Imagine as a law enforcement officer or judge becoming the victim of a home invasion. This almost happened in Convina, CA this past week when a list was seized of potential victims that included a judge and other public officials from the home of one of nine burglars who used the internet to research victims. Subsequently the perpetrators were tuned into the Covina police frequency in order to make quick getaways from the homes. Investigators have found that so far the ring of burglars are tied to about 20 burglaries in Convina and surrounding areas.
In case you may not understand how this could have occurred, Privacy for Cops would like to take a moment to show you how easy it is to obtain private information and the reason why everyone should be concerned with this issue.
Here we have visited a popular data broker site and typed in a popular name “Jane Smith” for the city “Los Angeles, CA”.
As you can see, not only are there 63 Jane Smiths listed, but the age and relations of each Jane Smith are revealed on the page. According to the company, for just 95 cents, you can purchase a report that “Includes all 63 records for Jane Smith in Los Angeles, CA. Report includes when available:
• Full Name
• Age & DOB
• Phone Number
• Address History”
Now let’s visit another popular data broker site and see what information they provide there for the search “Jane Smith, Los Angeles, CA”.
Next we are taken to a screen that lists all of the Jane Smiths within this site’s database. After clicking on each Jane Smith, the results are even more detailed, going as far as disclosing the street name address of each Jane Smith, breaking down hobbies, who lives in the home with each Jane, and each Jane’s religion, race, and interests. For just $2.95 a month, you can have access to this site.
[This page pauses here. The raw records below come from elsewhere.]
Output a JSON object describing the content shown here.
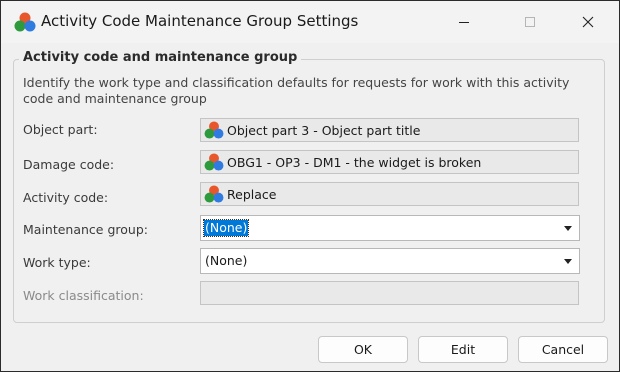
{
  "window": {
    "title": "Activity Code Maintenance Group Settings",
    "icon": "colored-balls-icon"
  },
  "group": {
    "title": "Activity code and maintenance group",
    "description": "Identify the work type and classification defaults for requests for work with this activity code and maintenance group"
  },
  "fields": {
    "object_part": {
      "label": "Object part:",
      "value": "Object part 3 - Object part title",
      "icon": "colored-balls-icon"
    },
    "damage_code": {
      "label": "Damage code:",
      "value": "OBG1 - OP3 - DM1 - the widget is broken",
      "icon": "colored-balls-icon"
    },
    "activity_code": {
      "label": "Activity code:",
      "value": "Replace",
      "icon": "colored-balls-icon"
    },
    "maintenance_group": {
      "label": "Maintenance group:",
      "value": "(None)",
      "selected": true
    },
    "work_type": {
      "label": "Work type:",
      "value": "(None)"
    },
    "work_classification": {
      "label": "Work classification:",
      "value": "",
      "disabled": true
    }
  },
  "buttons": {
    "ok": "OK",
    "edit": "Edit",
    "cancel": "Cancel"
  },
  "colors": {
    "selection": "#0078d7",
    "window_bg": "#f0f0f0",
    "readonly_field_bg": "#e9e9e9"
  }
}
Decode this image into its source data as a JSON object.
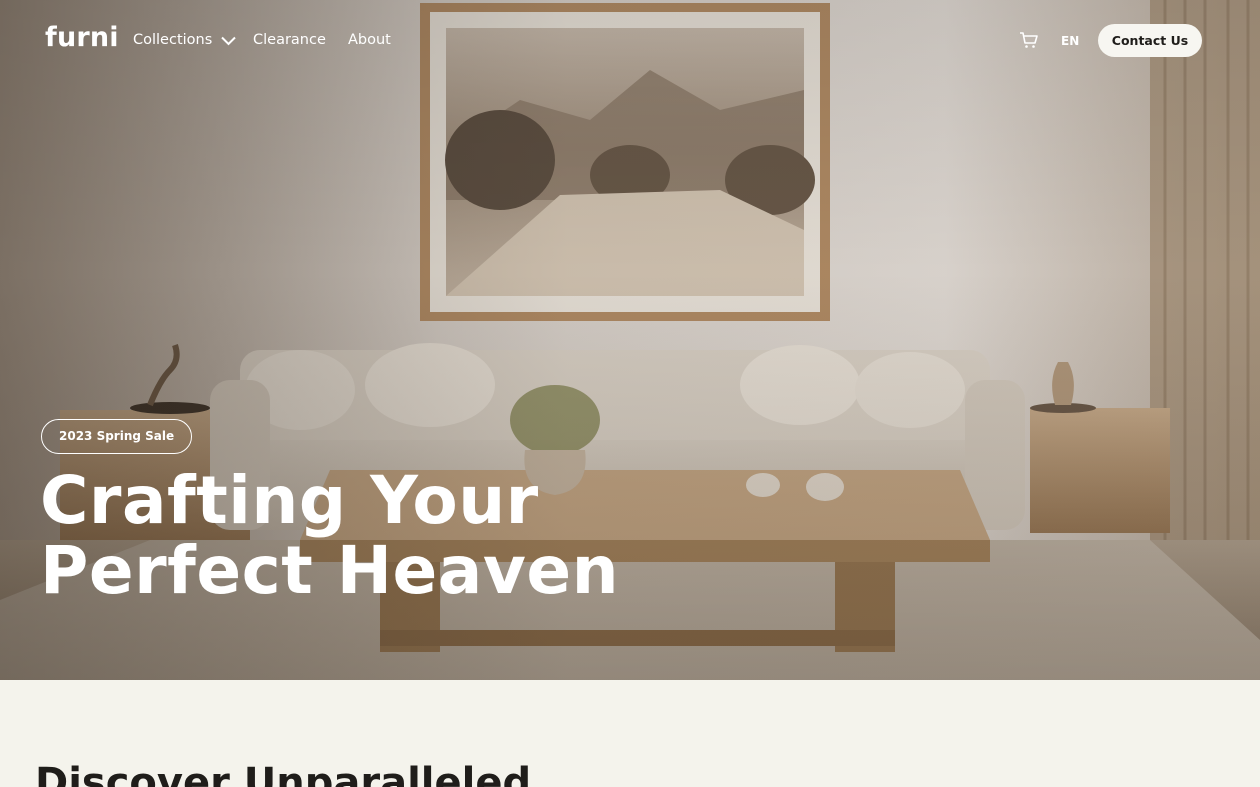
{
  "brand": {
    "logo_text": "furni"
  },
  "nav": {
    "links": [
      {
        "label": "Collections",
        "has_dropdown": true
      },
      {
        "label": "Clearance"
      },
      {
        "label": "About"
      }
    ],
    "language": "EN",
    "contact_label": "Contact Us"
  },
  "hero": {
    "badge": "2023 Spring Sale",
    "headline_line1": "Crafting Your",
    "headline_line2": "Perfect Heaven"
  },
  "section": {
    "title": "Discover Unparalleled"
  },
  "icons": {
    "nav_dropdown": "chevron-down-icon",
    "cart": "cart-icon"
  },
  "colors": {
    "button_bg": "#f7f6f1",
    "text_dark": "#1f1d1a",
    "page_bg": "#f4f3ec",
    "hero_text": "#ffffff"
  }
}
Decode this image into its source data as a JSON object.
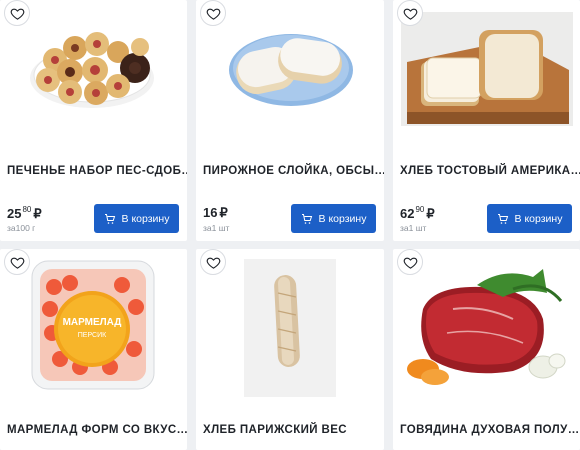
{
  "products": [
    {
      "title": "ПЕЧЕНЬЕ НАБОР ПЕС-СДОБ…",
      "price_main": "25",
      "price_fraction": "80",
      "currency": "₽",
      "unit": "за100 г",
      "cart_label": "В корзину"
    },
    {
      "title": "ПИРОЖНОЕ СЛОЙКА, ОБСЫ…",
      "price_main": "16",
      "price_fraction": "",
      "currency": "₽",
      "unit": "за1 шт",
      "cart_label": "В корзину"
    },
    {
      "title": "ХЛЕБ ТОСТОВЫЙ АМЕРИКА…",
      "price_main": "62",
      "price_fraction": "90",
      "currency": "₽",
      "unit": "за1 шт",
      "cart_label": "В корзину"
    },
    {
      "title": "МАРМЕЛАД ФОРМ СО ВКУС…"
    },
    {
      "title": "ХЛЕБ ПАРИЖСКИЙ ВЕС"
    },
    {
      "title": "ГОВЯДИНА ДУХОВАЯ ПОЛУ…"
    }
  ],
  "package_label": {
    "line1": "МАРМЕЛАД",
    "line2": "ПЕРСИК"
  },
  "colors": {
    "accent": "#1c5fc7",
    "background": "#eef0f3",
    "card": "#ffffff"
  },
  "icons": {
    "favorite": "heart-icon",
    "cart": "cart-icon"
  }
}
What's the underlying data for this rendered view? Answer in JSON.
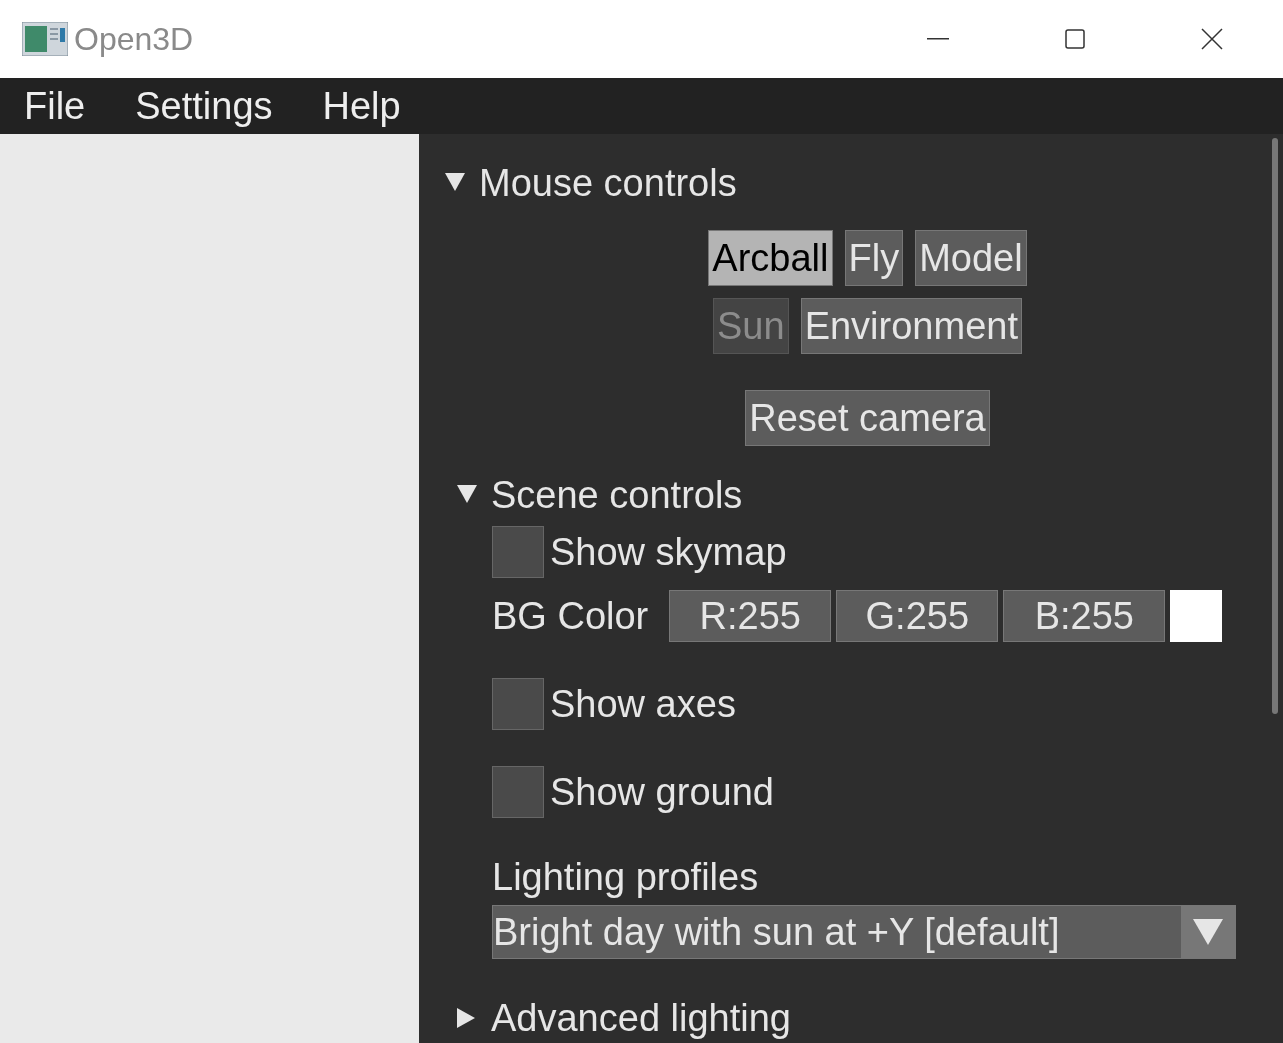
{
  "window": {
    "title": "Open3D"
  },
  "menu": [
    {
      "label": "File"
    },
    {
      "label": "Settings"
    },
    {
      "label": "Help"
    }
  ],
  "mouse_controls": {
    "title": "Mouse controls",
    "expanded": true,
    "modes": [
      [
        {
          "label": "Arcball",
          "selected": true,
          "disabled": false
        },
        {
          "label": "Fly",
          "selected": false,
          "disabled": false
        },
        {
          "label": "Model",
          "selected": false,
          "disabled": false
        }
      ],
      [
        {
          "label": "Sun",
          "selected": false,
          "disabled": true
        },
        {
          "label": "Environment",
          "selected": false,
          "disabled": false
        }
      ]
    ],
    "reset_button": "Reset camera"
  },
  "scene_controls": {
    "title": "Scene controls",
    "expanded": true,
    "show_skymap": {
      "label": "Show skymap",
      "checked": false
    },
    "bg_color": {
      "label": "BG Color",
      "fields": [
        "R:255",
        "G:255",
        "B:255"
      ],
      "color": "#ffffff"
    },
    "show_axes": {
      "label": "Show axes",
      "checked": false
    },
    "show_ground": {
      "label": "Show ground",
      "checked": false
    },
    "lighting_profiles": {
      "label": "Lighting profiles",
      "value": "Bright day with sun at +Y [default]"
    }
  },
  "advanced_lighting": {
    "title": "Advanced lighting",
    "expanded": false
  }
}
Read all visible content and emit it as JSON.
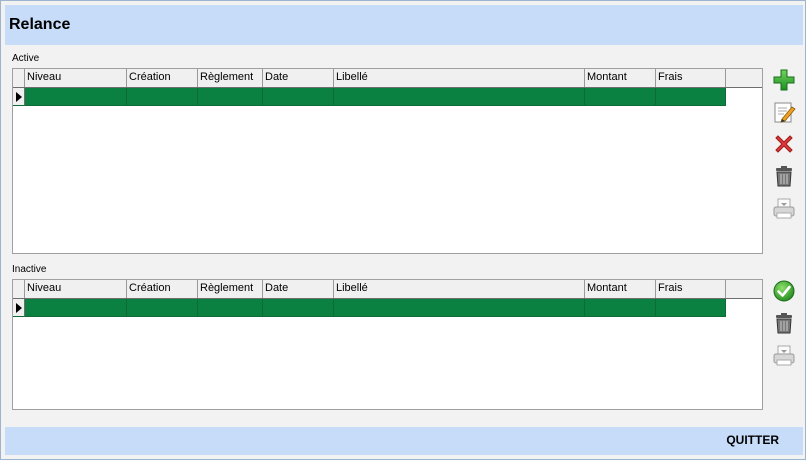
{
  "window": {
    "title": "Relance"
  },
  "active": {
    "label": "Active",
    "columns": [
      "Niveau",
      "Création",
      "Règlement",
      "Date",
      "Libellé",
      "Montant",
      "Frais"
    ],
    "row_color": "#0a8041"
  },
  "inactive": {
    "label": "Inactive",
    "columns": [
      "Niveau",
      "Création",
      "Règlement",
      "Date",
      "Libellé",
      "Montant",
      "Frais"
    ],
    "row_color": "#0a8041"
  },
  "toolbar_active": [
    "add-icon",
    "edit-icon",
    "delete-icon",
    "trash-icon",
    "print-icon"
  ],
  "toolbar_inactive": [
    "check-icon",
    "trash-icon",
    "print-icon"
  ],
  "footer": {
    "quit_label": "QUITTER"
  },
  "colors": {
    "title_bar": "#c6dcf8",
    "selected_row": "#0a8041",
    "background": "#f2f2f2"
  }
}
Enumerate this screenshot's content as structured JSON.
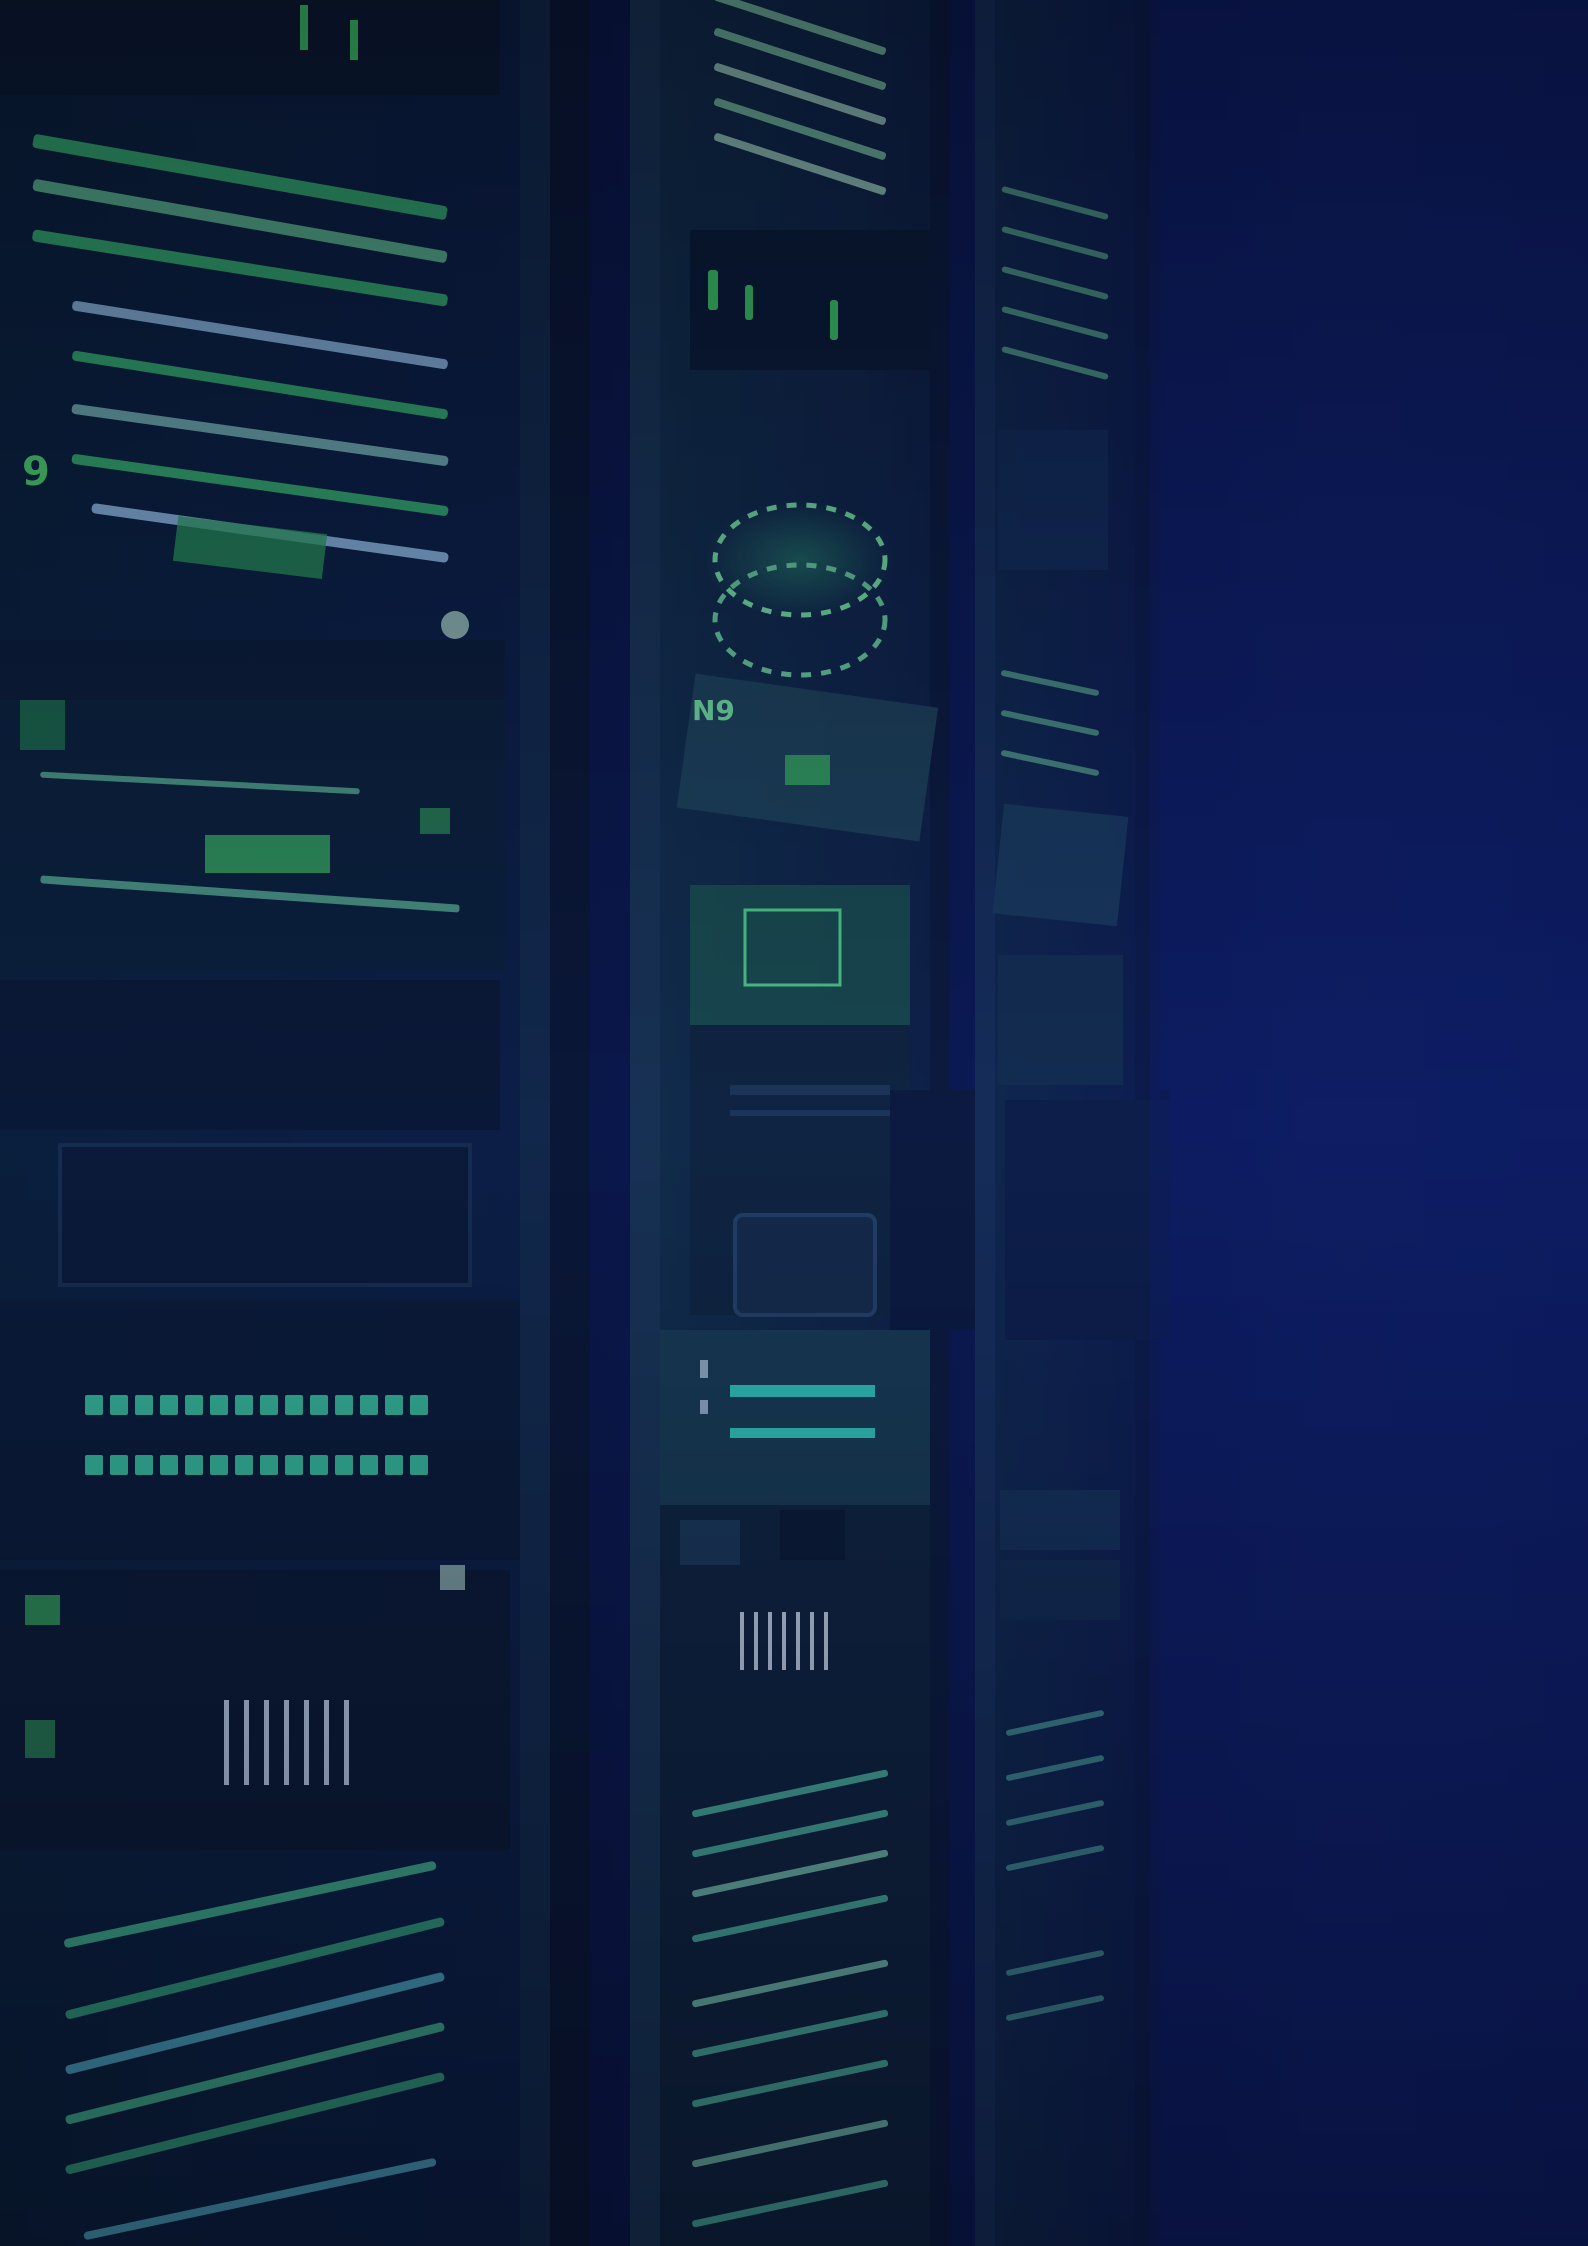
{
  "scene": {
    "subject": "server-racks",
    "palette": {
      "background_deep": "#08103a",
      "background_right": "#10206a",
      "rack_frame": "#142447",
      "rack_shadow": "#050c26",
      "led_green": "#44d86a",
      "led_teal": "#2fd8c0",
      "led_white": "#cfe6ff"
    }
  }
}
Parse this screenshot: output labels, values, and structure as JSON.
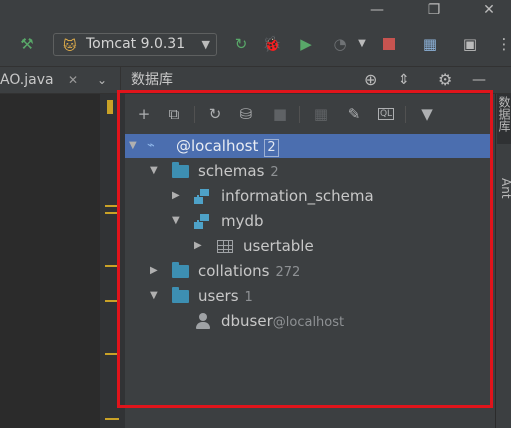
{
  "window": {
    "minimize_glyph": "—",
    "restore_glyph": "❐",
    "close_glyph": "✕"
  },
  "toolbar": {
    "run_config_label": "Tomcat 9.0.31",
    "icons": [
      "hammer-icon",
      "rerun-icon",
      "debug-icon",
      "coverage-icon",
      "profile-icon",
      "stop-icon",
      "project-structure-icon",
      "presentation-icon"
    ]
  },
  "tabs": {
    "file_tab_label": "AO.java",
    "file_tab_close": "✕",
    "panel_title": "数据库"
  },
  "right_strip": {
    "tab1": "数据库",
    "tab2": "Ant"
  },
  "tree": {
    "root": {
      "label": "@localhost",
      "count": "2"
    },
    "schemas": {
      "label": "schemas",
      "count": "2"
    },
    "information_schema": {
      "label": "information_schema"
    },
    "mydb": {
      "label": "mydb"
    },
    "usertable": {
      "label": "usertable"
    },
    "collations": {
      "label": "collations",
      "count": "272"
    },
    "users": {
      "label": "users",
      "count": "1"
    },
    "dbuser": {
      "label": "dbuser",
      "host": "@localhost"
    }
  },
  "colors": {
    "selection": "#4b6eaf",
    "highlight_border": "#e0141b",
    "folder": "#3d8fb2",
    "green_icon": "#59a869",
    "stop_red": "#c75450"
  }
}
On average, who would possibly need all of this information about any one person? Chances are if you are related to or friends with someone, you already know or will learn this information and it will be shared willingly. So it does not make sense that all of this information would be disclosed on individuals, exposed in the public domain.
Sites like those in these examples are not offering mere background checks to employers and law enforcement as they would like to portray; they are opening a flood gate of detailed information on innocent people to a host of predators and to anyone with a valid credit card at the time of purchase. Do these sites do a background check on the individuals requesting this information before they sell it online? Of course not, and the increase of stalking, identity theft, and other criminals like the Convina, CA burglars goes up, putting police safety, police privacy, and the general public in harm’s way.
So now that Privacy for Cops has shared two very real sites with you and their detailed databases, please help spread the word about our privacy kits with your fellow police officers and public officials. Help them fight back and protect themselves and their families against the predators.